Air temperature: high 10C, low 5C
Ocean temperature 8.8C
There is never a dull moment at Race Rocks. At 8:30 in the morning, Chunk (the large male elephant seal) and the female elephant seal that has been on the island for a couple weeks were on the grass to the north of the Ecoguardian’s House. From the window by the front porch, I watched as the female roared and kicked up grass with her flippers as she and Chunk were either fighting or mating. It’s hard to tell the difference. He approached her and bit into her back, adding to the many wounds and scars. The female fled to the other side of the house and Chunk followed. They spent the rest of the day at least 10 metres apart from each other on the west side of the house.
At 10:30, I was sitting in the house reading the SOP manual when I heard and felt a huge blast. There was a large puff of smoke rising from the Canadian Forces Ammunition Base Rocky Point, 2km to the NW. There were red flags to warn passing boaters. After the initial blast, a group of people appeared from a bunker to inspect the area where the munitions were detonated. There were a few more blasts in the next two hours.
There are lots of flowers springing up around the island: daffodil, crocus, grape hyacinth, and calendula. Like several other plants that are not native to the island, they were planted by lighthouse keepers.
I spent the day reacquainting myself with the systems and species of the island.

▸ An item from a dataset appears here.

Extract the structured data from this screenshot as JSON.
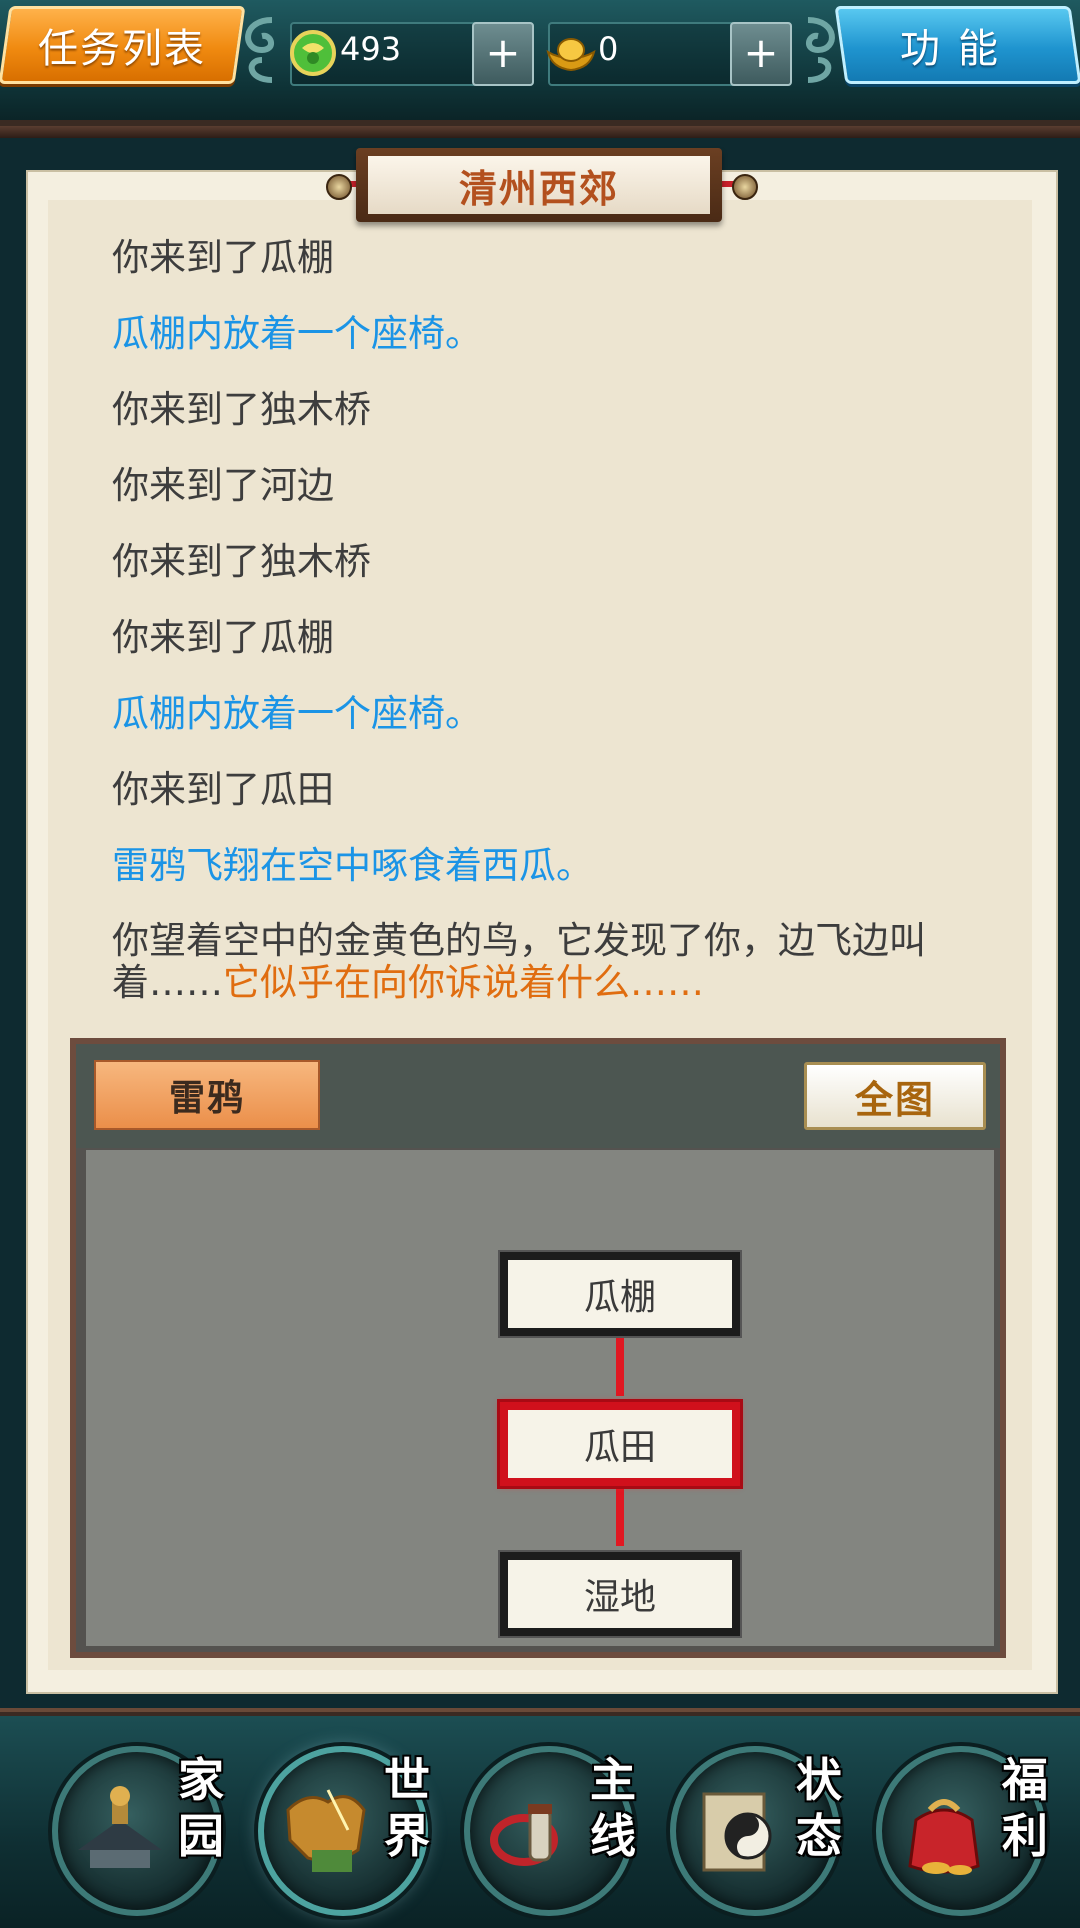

The fog horn went off sporadically throughout the night, starting at 20:15. There didn’t appear to be any fog or clouds. The almost full moon lit up the night. It was so bright, I didn’t need to use a flashlight when I went to turn off the generator.